• WHAT IS REQUIRED
Below are records; give the number of their lines that contain "this", and only that number.

• MATERIAL TO PROCESS
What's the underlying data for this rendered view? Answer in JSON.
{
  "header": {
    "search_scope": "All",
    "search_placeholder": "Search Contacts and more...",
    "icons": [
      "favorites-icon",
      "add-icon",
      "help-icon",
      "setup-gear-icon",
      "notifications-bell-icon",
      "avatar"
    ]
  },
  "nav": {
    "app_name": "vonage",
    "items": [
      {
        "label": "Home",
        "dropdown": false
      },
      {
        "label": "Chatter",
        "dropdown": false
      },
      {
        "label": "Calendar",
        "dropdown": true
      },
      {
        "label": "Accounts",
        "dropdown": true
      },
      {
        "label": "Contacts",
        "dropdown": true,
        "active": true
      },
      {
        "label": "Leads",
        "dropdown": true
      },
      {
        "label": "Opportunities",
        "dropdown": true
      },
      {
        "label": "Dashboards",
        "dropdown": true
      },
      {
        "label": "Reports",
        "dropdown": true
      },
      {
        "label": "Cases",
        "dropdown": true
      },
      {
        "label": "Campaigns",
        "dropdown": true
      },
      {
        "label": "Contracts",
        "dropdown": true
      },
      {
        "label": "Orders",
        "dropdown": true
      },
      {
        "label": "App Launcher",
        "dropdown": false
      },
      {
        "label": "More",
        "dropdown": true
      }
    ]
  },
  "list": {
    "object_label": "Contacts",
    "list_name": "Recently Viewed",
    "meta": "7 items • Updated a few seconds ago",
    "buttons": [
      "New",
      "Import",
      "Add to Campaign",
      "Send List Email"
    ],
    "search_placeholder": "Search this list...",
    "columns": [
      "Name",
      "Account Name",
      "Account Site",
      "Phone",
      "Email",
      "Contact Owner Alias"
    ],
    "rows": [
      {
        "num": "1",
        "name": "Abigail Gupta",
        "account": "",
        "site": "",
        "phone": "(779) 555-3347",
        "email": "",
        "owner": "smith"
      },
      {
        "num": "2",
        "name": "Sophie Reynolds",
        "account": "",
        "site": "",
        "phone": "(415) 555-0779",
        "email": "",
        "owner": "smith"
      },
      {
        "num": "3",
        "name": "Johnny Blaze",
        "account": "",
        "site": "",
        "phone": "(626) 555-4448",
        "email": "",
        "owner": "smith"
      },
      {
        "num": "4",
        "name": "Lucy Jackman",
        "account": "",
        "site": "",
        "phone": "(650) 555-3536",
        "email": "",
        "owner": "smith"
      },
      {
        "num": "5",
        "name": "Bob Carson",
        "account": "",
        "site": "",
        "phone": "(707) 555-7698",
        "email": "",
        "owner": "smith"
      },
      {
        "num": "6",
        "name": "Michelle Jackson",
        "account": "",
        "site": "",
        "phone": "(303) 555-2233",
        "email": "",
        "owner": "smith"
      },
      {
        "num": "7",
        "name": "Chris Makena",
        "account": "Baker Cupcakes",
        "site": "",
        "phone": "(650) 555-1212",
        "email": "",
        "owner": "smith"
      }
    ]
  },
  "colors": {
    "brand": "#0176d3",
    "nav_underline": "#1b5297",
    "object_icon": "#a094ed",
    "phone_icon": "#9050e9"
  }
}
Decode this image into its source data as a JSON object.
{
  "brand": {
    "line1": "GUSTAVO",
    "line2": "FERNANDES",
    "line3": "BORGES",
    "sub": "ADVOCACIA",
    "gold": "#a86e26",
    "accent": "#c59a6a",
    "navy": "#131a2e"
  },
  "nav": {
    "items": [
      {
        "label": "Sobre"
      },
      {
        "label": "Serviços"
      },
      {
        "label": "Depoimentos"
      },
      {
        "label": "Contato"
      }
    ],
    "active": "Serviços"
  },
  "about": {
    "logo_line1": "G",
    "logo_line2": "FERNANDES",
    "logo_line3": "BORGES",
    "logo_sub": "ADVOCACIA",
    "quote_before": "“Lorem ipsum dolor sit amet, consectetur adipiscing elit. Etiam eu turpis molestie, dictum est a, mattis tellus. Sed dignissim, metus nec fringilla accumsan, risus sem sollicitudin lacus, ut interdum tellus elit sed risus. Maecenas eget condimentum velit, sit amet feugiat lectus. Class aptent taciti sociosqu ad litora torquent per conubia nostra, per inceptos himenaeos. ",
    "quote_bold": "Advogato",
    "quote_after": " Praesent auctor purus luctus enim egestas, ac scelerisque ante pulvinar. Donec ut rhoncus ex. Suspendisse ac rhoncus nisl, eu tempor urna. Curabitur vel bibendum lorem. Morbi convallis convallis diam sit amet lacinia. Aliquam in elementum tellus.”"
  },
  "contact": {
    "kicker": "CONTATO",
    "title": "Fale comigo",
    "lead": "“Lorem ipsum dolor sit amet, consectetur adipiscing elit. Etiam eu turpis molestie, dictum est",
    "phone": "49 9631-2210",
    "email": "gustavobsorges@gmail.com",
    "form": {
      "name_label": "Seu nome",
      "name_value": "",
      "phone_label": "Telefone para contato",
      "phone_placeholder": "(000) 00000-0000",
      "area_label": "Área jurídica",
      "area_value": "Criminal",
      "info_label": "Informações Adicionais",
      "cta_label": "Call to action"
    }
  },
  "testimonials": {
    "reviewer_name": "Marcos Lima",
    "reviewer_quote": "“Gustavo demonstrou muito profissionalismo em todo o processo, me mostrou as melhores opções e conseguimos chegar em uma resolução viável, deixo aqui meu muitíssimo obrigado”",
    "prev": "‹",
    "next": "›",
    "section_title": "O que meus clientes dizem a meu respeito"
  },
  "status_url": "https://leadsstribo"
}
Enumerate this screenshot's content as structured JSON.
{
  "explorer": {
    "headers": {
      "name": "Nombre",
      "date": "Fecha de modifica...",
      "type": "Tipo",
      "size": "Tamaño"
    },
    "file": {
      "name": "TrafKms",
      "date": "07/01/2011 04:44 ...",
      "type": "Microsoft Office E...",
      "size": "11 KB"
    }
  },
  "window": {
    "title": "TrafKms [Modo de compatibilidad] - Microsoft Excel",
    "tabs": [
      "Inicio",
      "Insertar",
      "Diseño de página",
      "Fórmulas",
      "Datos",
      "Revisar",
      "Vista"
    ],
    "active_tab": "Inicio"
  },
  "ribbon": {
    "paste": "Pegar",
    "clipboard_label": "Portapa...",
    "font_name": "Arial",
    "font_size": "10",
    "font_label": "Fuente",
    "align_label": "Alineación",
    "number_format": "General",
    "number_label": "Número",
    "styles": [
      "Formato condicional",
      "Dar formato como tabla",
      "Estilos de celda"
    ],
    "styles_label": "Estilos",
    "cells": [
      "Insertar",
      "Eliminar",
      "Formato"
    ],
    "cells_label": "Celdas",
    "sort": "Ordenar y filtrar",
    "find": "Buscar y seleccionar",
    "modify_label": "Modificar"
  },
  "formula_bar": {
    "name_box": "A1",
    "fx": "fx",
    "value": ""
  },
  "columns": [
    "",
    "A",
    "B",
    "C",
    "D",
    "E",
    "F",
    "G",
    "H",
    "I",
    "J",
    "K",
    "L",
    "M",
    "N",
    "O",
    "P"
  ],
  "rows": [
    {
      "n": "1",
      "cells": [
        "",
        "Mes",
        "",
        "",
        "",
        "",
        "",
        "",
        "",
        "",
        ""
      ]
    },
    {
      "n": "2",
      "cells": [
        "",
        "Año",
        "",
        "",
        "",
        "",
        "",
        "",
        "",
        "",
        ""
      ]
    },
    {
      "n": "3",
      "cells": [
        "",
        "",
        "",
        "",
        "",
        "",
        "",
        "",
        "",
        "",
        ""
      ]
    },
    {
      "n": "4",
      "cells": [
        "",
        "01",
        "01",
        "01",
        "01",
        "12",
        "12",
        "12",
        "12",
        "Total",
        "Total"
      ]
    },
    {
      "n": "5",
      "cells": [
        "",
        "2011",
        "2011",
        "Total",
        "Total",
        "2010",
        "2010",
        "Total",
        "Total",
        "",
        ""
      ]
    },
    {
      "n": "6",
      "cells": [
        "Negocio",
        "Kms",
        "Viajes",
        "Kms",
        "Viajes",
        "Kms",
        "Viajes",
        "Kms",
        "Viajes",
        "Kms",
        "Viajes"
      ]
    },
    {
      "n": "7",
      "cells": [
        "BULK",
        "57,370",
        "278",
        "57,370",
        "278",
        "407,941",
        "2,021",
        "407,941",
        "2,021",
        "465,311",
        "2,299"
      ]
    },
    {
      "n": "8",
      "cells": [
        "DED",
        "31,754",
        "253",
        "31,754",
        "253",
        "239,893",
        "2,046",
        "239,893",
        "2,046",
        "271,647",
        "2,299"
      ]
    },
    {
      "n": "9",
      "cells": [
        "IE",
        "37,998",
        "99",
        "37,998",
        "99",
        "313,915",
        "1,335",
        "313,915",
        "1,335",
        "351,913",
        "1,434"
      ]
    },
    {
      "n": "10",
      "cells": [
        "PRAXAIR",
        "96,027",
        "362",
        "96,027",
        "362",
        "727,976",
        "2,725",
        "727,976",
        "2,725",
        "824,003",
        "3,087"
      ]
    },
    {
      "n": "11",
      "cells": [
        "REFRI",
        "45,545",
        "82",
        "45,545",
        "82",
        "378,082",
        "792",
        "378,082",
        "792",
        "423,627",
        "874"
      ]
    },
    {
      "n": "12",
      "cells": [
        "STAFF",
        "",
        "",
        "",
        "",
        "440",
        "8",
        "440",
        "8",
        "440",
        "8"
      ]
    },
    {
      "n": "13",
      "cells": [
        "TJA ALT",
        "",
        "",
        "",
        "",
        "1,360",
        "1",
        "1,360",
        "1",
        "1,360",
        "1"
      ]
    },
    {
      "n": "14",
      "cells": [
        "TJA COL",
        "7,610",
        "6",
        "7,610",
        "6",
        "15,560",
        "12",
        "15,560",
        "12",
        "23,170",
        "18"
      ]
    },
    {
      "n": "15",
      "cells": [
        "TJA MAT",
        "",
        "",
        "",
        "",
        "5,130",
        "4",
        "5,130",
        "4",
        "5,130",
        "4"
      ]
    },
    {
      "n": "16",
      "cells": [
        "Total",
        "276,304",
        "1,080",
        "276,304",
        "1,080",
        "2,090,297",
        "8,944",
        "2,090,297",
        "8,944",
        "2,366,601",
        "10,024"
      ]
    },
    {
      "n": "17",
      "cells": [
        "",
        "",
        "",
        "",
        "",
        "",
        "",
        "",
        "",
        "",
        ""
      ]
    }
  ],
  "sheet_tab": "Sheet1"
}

• RESPONSE AREA
4